→ Materials provided
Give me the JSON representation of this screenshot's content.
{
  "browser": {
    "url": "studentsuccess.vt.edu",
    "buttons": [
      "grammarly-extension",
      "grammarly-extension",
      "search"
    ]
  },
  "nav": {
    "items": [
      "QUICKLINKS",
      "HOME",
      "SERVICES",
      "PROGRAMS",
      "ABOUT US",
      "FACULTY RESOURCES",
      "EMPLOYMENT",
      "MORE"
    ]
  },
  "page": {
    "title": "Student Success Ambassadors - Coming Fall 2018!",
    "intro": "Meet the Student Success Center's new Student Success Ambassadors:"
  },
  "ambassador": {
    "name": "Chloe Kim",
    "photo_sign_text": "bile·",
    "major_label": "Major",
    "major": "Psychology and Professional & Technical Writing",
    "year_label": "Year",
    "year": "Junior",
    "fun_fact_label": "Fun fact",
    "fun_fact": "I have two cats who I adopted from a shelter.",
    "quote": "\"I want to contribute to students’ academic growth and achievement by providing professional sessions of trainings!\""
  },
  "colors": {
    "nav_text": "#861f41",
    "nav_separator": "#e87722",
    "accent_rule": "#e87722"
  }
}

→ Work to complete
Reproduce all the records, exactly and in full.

→ Response area
Give me the JSON representation of this screenshot's content.
{
  "browser": {
    "url": "studentsuccess.vt.edu",
    "buttons": [
      "grammarly-extension",
      "grammarly-extension",
      "search"
    ]
  },
  "nav": {
    "items": [
      "QUICKLINKS",
      "HOME",
      "SERVICES",
      "PROGRAMS",
      "ABOUT US",
      "FACULTY RESOURCES",
      "EMPLOYMENT",
      "MORE"
    ]
  },
  "page": {
    "title": "Student Success Ambassadors - Coming Fall 2018!",
    "intro": "Meet the Student Success Center's new Student Success Ambassadors:"
  },
  "ambassador": {
    "name": "Chloe Kim",
    "photo_sign_text": "bile·",
    "major_label": "Major",
    "major": "Psychology and Professional & Technical Writing",
    "year_label": "Year",
    "year": "Junior",
    "fun_fact_label": "Fun fact",
    "fun_fact": "I have two cats who I adopted from a shelter.",
    "quote": "\"I want to contribute to students’ academic growth and achievement by providing professional sessions of trainings!\""
  },
  "colors": {
    "nav_text": "#861f41",
    "nav_separator": "#e87722",
    "accent_rule": "#e87722"
  }
}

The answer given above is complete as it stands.